While net loan growth has gone negative this is not different than many previous recessions. In fact loan growth has outperformed many previous recessionary periods. The presenting member noted that measures taken by the various government agencies – particularly the "direct" programs have had an impact, and continuing this momentum will be positive.
Several members agreed that the combined efforts of several agencies have led to improved conditions in the credit markets, and now the focus was really on the economy. One member stated that imminent Treasury and Federal Reserve programs if executed properly could lead to further broad based improvement.
The meeting adjourned at 12:20 PM.
The Committee reconvened at the Hay Adams at 6:00 p.m. All of the Committee members were present except for Ashok Varadhan. The Chairman presented the Committee report to Acting Assistant Secretary Ramanathan.
A brief discussion followed the Chairman's presentation but did not raise significant questions regarding the report's content.
The Committee then reviewed the financing for the remainder of the April through June quarter and the July through September quarter (see attached).
The meeting adjourned at 6:20 p.m.
Karthik Ramanathan, Director
Acting Assistant Secretary for Financial Markets
Director, Office of Debt Management
United States Department of the Treasury
April 28, 2009
Keith T. Anderson, Chairman
Treasury Borrowing Advisory Committee
Of The Securities Industry and Financial Markets Association
April 28, 2009
Treasury Borrowing Advisory Committee Quarterly Meeting
Committee Charge – April 28, 2009
In recognition of short, intermediate, and long-term financing needs, as well as recent estimates provided by the Office of Management and Budget and other agencies, what adjustments to debt issuance, if any, should Treasury make in consideration of each of these horizons in terms of adjustments to size, frequency, or debt instruments?
Given the issuance of Agency debt, Temporary Liquidity Guarantee Program, global sovereign debt, and other potential debt instruments, describe the dynamics surrounding Treasury auctions as well as potential methods to minimize the cost of borrowing while maximizing market liquidity.
Credit Market Conditions
The Treasury, Federal Reserve, and FDIC have undertaken a series of actions to foster the robust functioning of credit markets.
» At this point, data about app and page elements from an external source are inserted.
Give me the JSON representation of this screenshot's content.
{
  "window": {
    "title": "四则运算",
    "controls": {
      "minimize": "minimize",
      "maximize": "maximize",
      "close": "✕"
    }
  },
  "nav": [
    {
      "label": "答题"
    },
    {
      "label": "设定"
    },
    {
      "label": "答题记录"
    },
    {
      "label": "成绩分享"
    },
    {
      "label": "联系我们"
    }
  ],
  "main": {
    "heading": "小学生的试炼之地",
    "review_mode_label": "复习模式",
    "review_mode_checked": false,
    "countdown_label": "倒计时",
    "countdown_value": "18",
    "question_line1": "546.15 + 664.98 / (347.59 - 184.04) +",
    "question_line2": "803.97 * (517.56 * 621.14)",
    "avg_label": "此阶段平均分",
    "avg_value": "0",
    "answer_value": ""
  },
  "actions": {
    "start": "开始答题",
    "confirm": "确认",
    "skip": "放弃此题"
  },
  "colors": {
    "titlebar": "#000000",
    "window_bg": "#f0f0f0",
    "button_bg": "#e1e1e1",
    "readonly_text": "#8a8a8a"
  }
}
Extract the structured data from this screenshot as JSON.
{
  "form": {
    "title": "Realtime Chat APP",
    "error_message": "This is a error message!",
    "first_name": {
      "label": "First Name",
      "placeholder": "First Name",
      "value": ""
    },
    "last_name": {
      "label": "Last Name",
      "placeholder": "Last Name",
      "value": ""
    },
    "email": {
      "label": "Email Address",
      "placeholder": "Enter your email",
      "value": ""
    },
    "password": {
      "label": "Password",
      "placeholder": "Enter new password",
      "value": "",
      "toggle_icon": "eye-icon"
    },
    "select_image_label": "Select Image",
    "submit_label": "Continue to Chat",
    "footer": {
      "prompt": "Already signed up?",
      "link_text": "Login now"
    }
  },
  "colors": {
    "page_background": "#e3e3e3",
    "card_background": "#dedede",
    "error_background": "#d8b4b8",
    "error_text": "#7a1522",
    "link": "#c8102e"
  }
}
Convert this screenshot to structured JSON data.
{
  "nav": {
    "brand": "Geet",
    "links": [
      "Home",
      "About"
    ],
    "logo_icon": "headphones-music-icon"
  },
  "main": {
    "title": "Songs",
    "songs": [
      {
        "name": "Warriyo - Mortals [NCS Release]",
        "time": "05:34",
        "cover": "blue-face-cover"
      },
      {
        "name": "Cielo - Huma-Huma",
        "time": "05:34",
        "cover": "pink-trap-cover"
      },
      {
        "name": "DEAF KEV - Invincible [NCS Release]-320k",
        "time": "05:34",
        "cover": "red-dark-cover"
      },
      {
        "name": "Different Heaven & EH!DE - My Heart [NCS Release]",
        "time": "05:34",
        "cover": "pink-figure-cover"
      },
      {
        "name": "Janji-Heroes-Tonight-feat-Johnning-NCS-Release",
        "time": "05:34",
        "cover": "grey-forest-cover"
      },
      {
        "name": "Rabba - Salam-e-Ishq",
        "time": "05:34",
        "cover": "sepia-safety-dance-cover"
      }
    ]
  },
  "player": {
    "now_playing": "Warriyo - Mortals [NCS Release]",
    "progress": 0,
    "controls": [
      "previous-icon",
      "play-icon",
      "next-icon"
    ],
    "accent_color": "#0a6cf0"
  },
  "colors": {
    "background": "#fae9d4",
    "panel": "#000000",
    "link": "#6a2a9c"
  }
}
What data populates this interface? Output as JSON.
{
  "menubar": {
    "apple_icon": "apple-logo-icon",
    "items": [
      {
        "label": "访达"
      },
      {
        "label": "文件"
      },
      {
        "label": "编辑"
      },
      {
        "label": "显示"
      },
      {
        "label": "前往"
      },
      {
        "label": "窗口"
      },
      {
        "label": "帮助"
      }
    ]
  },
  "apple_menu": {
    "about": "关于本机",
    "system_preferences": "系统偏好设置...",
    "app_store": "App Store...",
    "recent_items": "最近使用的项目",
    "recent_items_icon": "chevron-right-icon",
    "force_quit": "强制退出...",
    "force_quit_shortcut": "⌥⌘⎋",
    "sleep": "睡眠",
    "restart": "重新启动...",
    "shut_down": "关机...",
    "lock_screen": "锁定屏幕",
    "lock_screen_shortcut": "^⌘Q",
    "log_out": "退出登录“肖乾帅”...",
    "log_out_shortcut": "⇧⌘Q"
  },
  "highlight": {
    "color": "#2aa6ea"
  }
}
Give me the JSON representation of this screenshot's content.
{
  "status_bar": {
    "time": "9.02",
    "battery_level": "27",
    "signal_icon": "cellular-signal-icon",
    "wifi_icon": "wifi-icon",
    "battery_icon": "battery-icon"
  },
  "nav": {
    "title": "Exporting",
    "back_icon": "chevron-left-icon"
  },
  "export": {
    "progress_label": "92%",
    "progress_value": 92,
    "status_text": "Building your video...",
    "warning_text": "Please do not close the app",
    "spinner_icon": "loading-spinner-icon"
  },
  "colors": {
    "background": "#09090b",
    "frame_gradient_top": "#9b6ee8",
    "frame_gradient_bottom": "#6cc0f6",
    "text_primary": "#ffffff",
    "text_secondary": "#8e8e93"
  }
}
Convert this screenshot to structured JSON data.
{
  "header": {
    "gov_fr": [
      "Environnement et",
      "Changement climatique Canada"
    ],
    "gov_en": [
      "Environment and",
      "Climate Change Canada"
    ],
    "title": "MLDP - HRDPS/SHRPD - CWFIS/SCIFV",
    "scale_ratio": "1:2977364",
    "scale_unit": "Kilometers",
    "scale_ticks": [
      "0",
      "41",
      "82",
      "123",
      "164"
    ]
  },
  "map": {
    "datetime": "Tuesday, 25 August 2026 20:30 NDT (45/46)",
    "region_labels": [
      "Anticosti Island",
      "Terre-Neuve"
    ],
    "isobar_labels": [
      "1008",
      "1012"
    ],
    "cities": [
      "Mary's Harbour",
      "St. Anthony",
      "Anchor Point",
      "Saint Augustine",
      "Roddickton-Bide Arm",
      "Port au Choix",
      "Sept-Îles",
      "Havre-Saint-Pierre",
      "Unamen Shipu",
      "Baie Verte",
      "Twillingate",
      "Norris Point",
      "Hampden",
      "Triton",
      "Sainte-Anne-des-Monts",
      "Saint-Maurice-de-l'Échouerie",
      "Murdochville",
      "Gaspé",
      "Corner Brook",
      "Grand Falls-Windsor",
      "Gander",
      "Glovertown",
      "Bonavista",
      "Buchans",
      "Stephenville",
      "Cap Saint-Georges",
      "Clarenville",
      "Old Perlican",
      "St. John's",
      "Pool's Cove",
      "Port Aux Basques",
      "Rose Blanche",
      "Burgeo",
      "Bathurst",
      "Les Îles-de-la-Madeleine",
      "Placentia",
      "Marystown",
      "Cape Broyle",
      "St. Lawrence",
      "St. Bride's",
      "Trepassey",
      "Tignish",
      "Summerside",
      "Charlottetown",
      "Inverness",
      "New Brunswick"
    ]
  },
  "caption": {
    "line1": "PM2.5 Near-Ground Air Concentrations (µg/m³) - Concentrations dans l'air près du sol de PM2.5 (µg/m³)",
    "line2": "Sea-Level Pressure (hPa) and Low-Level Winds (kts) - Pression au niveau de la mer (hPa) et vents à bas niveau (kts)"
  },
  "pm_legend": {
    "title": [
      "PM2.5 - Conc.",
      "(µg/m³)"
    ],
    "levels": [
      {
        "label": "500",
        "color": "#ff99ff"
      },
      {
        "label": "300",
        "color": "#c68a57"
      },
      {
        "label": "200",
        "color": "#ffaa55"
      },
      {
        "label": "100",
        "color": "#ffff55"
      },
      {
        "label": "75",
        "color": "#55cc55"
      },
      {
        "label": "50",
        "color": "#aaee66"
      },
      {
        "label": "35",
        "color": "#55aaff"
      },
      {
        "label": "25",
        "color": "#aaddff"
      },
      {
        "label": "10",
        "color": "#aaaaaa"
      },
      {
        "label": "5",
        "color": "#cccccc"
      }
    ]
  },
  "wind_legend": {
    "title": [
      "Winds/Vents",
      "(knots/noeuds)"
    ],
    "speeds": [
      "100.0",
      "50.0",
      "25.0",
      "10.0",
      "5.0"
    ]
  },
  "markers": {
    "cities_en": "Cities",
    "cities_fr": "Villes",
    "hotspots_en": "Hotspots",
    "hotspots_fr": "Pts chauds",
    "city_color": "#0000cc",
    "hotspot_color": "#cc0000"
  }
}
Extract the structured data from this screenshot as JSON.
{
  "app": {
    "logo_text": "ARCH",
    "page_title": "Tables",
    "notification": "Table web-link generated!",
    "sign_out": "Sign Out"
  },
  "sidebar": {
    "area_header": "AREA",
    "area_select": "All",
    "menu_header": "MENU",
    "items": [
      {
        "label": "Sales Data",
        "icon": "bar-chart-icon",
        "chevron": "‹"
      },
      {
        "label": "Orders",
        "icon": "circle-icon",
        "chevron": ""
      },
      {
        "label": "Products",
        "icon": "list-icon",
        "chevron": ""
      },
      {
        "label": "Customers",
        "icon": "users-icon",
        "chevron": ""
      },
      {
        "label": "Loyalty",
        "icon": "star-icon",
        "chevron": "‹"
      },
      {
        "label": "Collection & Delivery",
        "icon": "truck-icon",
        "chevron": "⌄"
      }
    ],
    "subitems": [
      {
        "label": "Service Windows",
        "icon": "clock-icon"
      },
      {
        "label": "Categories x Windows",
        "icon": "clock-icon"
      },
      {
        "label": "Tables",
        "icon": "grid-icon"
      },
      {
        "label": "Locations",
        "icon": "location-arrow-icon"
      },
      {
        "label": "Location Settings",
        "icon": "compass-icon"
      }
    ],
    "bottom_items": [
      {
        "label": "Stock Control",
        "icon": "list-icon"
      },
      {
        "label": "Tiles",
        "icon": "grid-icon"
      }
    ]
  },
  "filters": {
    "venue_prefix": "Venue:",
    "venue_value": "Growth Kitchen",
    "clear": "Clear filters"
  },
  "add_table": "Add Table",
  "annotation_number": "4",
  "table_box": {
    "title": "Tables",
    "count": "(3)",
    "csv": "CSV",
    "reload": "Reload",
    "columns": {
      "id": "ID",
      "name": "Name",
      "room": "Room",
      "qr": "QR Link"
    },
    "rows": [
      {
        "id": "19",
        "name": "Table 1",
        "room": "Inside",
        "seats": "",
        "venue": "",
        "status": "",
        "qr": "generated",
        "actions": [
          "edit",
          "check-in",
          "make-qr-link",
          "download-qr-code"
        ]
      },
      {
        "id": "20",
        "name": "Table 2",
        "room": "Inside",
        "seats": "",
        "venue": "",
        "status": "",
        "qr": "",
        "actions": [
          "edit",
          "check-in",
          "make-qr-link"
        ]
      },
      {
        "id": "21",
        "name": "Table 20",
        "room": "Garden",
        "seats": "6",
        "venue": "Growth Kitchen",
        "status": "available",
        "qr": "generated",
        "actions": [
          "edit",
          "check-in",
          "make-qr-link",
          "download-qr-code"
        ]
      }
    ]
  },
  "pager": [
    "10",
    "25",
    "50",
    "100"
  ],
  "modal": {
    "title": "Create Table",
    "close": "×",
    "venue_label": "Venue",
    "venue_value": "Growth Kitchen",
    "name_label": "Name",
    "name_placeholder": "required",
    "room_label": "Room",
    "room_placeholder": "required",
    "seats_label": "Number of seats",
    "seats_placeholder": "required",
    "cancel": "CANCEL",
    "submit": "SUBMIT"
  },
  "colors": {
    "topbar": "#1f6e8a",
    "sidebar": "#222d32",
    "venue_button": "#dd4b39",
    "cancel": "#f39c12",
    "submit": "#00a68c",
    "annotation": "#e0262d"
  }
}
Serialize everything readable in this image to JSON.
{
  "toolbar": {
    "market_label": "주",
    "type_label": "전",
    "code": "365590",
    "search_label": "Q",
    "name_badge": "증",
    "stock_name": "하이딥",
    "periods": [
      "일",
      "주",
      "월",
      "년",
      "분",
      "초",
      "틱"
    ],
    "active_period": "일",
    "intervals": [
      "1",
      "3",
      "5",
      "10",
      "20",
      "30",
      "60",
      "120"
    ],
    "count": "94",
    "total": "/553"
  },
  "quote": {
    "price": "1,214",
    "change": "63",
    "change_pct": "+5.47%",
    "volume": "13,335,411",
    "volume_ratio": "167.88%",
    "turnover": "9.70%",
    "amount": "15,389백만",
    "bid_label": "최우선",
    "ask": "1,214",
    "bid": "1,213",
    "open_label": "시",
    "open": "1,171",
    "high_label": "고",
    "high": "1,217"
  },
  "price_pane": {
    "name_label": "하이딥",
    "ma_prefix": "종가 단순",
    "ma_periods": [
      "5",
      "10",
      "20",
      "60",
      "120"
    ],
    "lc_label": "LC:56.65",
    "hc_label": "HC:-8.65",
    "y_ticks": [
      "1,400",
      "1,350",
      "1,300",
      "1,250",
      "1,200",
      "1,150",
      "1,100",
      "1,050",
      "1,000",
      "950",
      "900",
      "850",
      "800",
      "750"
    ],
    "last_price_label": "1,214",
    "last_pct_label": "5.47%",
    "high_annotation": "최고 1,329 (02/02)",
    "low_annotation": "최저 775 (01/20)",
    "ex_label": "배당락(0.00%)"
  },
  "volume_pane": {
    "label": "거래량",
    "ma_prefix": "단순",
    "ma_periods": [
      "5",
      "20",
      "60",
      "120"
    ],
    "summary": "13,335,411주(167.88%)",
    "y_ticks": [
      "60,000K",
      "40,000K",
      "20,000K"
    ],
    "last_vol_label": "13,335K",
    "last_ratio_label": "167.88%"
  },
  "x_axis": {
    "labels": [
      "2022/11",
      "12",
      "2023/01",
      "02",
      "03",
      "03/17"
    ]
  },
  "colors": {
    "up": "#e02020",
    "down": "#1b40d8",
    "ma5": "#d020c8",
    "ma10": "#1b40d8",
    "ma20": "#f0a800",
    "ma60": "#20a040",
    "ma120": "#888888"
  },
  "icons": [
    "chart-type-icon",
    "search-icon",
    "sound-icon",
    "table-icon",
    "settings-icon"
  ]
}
Please discuss how these actions have impacted credit markets, what additional steps may be considered, and the implications of any current or additional steps on the Treasury market.
Financing this Quarter
We would like the Committee's advice on the following:
- The composition of Treasury notes and bonds to refund approximately $52.2 billion of privately held notes called or maturing on May 15, 2009.
- The composition of Treasury marketable financing for the remainder of the April - June quarter, including cash management bills.
- The composition of Treasury marketable financing for the July – September quarter, including cash management bills.